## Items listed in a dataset
****************

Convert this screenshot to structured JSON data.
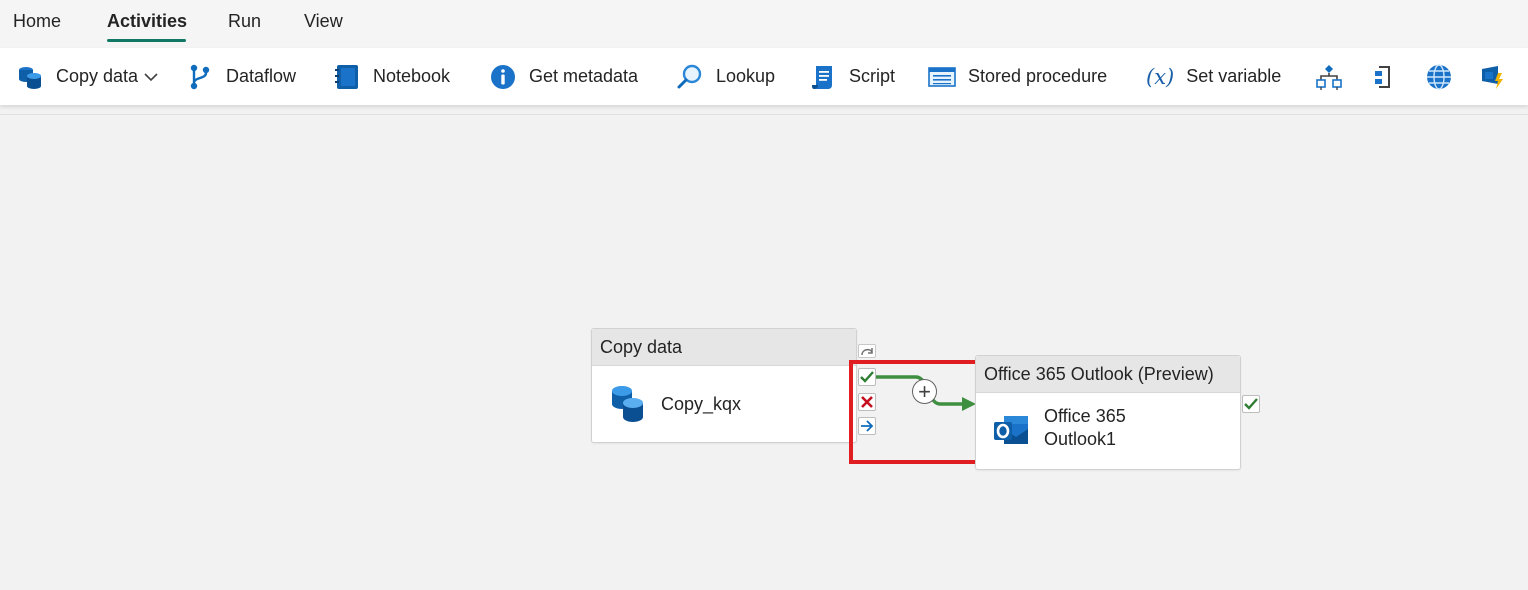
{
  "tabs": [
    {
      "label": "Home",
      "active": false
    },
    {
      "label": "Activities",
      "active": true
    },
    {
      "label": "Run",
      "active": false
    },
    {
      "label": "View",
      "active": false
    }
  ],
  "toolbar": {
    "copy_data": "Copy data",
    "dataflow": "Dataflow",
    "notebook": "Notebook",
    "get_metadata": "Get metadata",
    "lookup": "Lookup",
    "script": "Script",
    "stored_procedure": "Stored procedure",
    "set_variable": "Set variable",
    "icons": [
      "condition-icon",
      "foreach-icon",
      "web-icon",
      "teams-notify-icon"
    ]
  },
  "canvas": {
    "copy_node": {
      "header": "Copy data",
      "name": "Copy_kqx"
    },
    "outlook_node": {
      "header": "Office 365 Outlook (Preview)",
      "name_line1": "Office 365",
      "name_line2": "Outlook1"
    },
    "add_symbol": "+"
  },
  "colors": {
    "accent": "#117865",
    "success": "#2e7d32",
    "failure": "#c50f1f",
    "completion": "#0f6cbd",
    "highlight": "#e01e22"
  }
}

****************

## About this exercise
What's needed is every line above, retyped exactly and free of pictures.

## Answer space
Convert this screenshot to structured JSON data.
{
  "tabs": [
    {
      "label": "Home",
      "active": false
    },
    {
      "label": "Activities",
      "active": true
    },
    {
      "label": "Run",
      "active": false
    },
    {
      "label": "View",
      "active": false
    }
  ],
  "toolbar": {
    "copy_data": "Copy data",
    "dataflow": "Dataflow",
    "notebook": "Notebook",
    "get_metadata": "Get metadata",
    "lookup": "Lookup",
    "script": "Script",
    "stored_procedure": "Stored procedure",
    "set_variable": "Set variable",
    "icons": [
      "condition-icon",
      "foreach-icon",
      "web-icon",
      "teams-notify-icon"
    ]
  },
  "canvas": {
    "copy_node": {
      "header": "Copy data",
      "name": "Copy_kqx"
    },
    "outlook_node": {
      "header": "Office 365 Outlook (Preview)",
      "name_line1": "Office 365",
      "name_line2": "Outlook1"
    },
    "add_symbol": "+"
  },
  "colors": {
    "accent": "#117865",
    "success": "#2e7d32",
    "failure": "#c50f1f",
    "completion": "#0f6cbd",
    "highlight": "#e01e22"
  }
}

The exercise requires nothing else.